---- Dataset content

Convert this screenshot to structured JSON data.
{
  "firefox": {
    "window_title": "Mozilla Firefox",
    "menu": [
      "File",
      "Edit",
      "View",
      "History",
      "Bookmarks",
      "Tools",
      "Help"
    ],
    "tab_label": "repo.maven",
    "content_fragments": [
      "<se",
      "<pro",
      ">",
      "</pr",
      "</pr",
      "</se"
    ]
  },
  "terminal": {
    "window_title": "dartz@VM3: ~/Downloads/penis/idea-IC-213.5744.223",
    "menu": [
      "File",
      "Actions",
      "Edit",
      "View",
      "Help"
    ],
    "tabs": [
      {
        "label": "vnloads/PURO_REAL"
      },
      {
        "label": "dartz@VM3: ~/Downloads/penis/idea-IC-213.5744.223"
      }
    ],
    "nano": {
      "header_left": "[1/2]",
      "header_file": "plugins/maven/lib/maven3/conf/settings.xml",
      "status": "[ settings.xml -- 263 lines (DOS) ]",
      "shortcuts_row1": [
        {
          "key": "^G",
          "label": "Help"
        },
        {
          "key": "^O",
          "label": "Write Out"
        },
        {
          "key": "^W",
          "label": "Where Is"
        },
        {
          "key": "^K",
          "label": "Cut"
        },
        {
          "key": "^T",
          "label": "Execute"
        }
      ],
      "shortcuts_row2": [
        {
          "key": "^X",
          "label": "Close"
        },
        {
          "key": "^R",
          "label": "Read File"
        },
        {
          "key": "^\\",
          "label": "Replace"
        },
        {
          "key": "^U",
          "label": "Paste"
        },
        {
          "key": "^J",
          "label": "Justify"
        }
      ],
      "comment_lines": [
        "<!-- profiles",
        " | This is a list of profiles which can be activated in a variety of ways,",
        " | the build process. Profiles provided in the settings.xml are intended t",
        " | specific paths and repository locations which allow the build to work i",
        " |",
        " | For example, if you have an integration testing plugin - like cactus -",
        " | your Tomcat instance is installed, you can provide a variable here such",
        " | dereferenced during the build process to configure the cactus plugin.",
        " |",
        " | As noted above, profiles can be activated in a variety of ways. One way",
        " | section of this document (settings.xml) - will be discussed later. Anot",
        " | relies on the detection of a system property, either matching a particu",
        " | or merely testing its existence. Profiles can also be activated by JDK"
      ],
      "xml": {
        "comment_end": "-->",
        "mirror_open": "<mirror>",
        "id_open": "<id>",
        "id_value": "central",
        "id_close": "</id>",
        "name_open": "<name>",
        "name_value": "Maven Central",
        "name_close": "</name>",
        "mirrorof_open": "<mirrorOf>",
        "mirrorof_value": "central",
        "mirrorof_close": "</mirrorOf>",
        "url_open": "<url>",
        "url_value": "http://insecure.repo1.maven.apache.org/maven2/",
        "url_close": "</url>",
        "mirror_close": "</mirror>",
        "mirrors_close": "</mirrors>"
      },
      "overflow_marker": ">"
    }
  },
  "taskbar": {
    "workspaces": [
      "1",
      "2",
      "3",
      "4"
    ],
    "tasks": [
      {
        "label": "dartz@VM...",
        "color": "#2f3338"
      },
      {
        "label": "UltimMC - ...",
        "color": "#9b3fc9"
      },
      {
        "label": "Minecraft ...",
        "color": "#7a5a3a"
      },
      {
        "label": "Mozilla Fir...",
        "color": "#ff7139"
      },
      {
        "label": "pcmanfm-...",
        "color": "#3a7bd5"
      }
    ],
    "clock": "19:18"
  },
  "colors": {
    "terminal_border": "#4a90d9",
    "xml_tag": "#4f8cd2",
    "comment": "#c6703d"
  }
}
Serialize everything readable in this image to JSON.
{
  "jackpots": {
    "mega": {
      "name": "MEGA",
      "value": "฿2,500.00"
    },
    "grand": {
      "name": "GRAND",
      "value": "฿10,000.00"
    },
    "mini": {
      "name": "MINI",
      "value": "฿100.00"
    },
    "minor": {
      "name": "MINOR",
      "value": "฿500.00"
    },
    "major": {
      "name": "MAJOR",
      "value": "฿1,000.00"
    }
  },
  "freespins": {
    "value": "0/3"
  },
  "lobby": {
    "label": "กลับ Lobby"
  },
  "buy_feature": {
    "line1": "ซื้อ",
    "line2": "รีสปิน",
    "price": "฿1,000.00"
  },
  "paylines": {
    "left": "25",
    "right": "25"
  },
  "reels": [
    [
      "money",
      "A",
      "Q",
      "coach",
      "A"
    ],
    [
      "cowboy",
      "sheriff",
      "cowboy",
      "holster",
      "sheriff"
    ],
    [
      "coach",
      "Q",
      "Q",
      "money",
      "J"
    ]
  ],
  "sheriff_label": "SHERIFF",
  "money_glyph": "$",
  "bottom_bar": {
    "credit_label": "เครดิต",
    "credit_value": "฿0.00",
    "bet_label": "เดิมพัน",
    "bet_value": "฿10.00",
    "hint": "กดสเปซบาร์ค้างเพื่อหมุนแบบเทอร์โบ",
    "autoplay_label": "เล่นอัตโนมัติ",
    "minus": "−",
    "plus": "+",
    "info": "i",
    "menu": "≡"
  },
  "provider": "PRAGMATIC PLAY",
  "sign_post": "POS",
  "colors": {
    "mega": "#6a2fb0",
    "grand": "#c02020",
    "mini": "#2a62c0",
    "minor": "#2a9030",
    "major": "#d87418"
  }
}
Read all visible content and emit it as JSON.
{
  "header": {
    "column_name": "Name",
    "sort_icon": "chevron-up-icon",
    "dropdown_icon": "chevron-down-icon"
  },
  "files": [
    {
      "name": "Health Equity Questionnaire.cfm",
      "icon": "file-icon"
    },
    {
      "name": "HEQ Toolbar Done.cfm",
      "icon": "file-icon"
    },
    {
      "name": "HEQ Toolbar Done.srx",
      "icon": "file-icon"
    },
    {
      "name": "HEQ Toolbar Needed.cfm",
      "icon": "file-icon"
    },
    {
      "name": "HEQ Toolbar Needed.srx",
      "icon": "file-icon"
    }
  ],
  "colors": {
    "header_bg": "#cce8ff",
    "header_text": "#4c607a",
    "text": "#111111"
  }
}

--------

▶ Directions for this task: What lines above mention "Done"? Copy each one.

▶ Solution:
      "name": "HEQ Toolbar Done.cfm",
      "name": "HEQ Toolbar Done.srx",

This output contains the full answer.